With the price of gas spiralling due to the cost of living crisis and war in Ukraine, many Brits will be hoping it continues for as long as possible so they can switch off their expensive central heating.
But while radiators may become cool until the autumn, people will still want hot water for bathing and washing up so boilers will be getting a workout regardless of how high the mercury rises.
One heating expert says spring and summer is the best time to address any potential issues before the weather turns cold again later in the year and reveals the main signs your device could be about to start struggling – and even become dangerous.
The main warning signs that your boiler is about to break down:
Gas boilers should be odourless so if you detect any sort of smell, turn it off and get it checked. There are two main types of whiff you are likely to experience if there is a problem – burning and rotten eggs. The former indicates plastic or metal inside the boiler is overheating, which needs immediate expert attention. The latter is even more serious as it flags up a gas leak. Turn off the system, open windows and doors, and contact a boiler engineer straight away.
Banging, clunking, knocking and hissing are telltale sounds that something is not right inside your boiler. Gurgling is another worrying noise to listen out for. Faulty valves and broken heat pumps are the most likely culprits, with other wear and tear also likely. Tempting as it is to ignore the noises – your central heating and water could well still be working fine – it’s always best to call out an expert immediately. This will save you from doing further damage to the appliance and therefore increase the potential repair bill.
The window on the front of the boiler will show you the pilot light and if it’s not blue you have a problem. Faulty boilers can leak deadly carbon monoxide – the ‘silent killer’ that starts with headaches and nausea but can result in death if left unchecked. By all means, check there is not a draught affecting the flame and giving it an orange tinge, but the best course of action is to call out an expert to give it the once over.
Carbon monoxide leaks often occur when too much air is getting into the system. Other signs include soot around the appliance and extra condensation in the room where the boiler is housed.
Boilers need to have the correct water pressure to work efficiently – usually between 1 and 1.5 bars when the heating is off and 2 bars when it is switched on. Most need topping up from time to time, for example, if you’ve bled the radiators. But if your pressure gauge is regularly falling it’s a good indication there is a leak somewhere in the system that needs attention. It also means the boiler will have to work harder, putting extra strain on it. If the pressure is high it’s likely the expansion vessel will be faulty or damaged. This is not dangerous in itself but will cause significant problems down the line.
Niraz Buhari, CEO of Smart Cover, said: “Boilers are the most important appliance in any home as they provide heat and hot water, which are key to modern living.
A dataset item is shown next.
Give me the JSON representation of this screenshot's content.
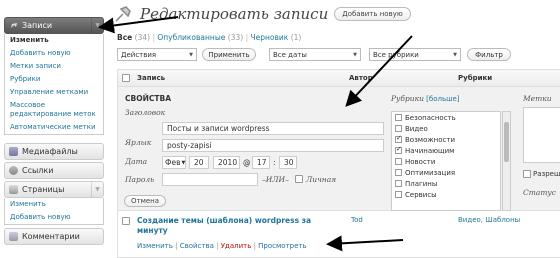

This also means they are used all the time, and therefore put under strain.
“So booking in regular checks and maintenance is vital to ensuring they continue to work efficiently – and won’t leave you without warmth when you need it most.
“That’s why getting these jobs booked in spring or summer is a great idea. Not only are boiler engineers less busy when the weather is warmer, it also means you’ll have peace of mind as you head into the colder months of the year. Having a suitable insurance policy in place to cover any unexpected mishaps is also well worth sorting out.”